_PROBLEM TO SOLVE:_
Scan the records below. Report the number of lines containing the word "footer", and nothing more.

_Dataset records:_

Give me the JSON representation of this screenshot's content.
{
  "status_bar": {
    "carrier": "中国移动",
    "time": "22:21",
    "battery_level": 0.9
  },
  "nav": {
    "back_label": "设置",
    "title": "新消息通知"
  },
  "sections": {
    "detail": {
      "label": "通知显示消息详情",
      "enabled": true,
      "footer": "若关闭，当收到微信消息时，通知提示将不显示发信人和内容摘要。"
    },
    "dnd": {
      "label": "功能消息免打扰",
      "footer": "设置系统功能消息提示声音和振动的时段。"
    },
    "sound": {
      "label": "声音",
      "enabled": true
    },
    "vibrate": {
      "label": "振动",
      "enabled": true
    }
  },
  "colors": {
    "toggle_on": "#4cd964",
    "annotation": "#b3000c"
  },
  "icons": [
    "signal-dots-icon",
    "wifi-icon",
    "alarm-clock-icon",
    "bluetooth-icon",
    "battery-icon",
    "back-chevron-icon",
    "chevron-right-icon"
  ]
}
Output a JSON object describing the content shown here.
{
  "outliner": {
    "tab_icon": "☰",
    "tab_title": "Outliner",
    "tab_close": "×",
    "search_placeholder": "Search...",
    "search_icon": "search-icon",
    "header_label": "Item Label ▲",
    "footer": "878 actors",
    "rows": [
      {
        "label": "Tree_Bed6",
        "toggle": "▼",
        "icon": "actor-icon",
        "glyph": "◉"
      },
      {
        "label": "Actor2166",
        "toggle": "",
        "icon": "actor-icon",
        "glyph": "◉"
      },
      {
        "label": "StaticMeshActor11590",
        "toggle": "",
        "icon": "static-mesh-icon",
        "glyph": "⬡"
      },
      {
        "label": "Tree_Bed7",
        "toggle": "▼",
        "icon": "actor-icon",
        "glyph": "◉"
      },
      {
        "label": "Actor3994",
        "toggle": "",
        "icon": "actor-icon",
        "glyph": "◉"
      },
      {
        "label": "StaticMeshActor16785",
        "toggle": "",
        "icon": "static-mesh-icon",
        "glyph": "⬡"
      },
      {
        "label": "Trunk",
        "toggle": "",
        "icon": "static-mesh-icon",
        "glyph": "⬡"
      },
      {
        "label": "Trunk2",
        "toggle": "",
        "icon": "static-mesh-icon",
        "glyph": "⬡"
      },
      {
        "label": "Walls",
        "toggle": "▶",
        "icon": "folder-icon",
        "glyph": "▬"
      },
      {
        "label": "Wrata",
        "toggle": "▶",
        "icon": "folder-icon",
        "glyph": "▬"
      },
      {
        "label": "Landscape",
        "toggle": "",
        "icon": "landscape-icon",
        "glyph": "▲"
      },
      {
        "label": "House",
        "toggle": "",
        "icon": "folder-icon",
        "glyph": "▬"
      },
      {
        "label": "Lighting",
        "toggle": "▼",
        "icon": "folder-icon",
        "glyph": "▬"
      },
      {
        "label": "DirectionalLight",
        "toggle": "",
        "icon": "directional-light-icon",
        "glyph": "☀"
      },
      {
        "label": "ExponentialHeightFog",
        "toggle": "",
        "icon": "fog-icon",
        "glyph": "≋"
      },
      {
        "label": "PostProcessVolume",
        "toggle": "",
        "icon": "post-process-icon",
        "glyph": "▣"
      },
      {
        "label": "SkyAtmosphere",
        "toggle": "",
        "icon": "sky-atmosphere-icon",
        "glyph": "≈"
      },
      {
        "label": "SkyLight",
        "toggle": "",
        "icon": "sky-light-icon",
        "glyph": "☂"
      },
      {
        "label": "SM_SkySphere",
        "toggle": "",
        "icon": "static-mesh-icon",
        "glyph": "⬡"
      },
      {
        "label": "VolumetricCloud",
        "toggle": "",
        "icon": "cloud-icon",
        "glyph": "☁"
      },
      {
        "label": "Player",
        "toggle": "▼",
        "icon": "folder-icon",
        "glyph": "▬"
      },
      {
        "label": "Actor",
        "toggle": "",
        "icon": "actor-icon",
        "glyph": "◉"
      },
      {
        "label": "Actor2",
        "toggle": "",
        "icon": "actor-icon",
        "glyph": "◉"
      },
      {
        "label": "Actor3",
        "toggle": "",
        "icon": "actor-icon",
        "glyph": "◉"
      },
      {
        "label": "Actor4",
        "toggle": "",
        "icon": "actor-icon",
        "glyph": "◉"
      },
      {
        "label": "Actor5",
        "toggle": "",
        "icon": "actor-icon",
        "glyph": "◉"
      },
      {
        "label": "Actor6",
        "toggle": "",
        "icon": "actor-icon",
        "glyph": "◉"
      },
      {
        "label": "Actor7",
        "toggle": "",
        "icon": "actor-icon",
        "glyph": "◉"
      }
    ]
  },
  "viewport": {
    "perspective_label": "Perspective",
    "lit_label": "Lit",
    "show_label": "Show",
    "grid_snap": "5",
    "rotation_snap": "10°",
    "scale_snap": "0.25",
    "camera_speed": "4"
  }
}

_TASK RESPONSE:_
3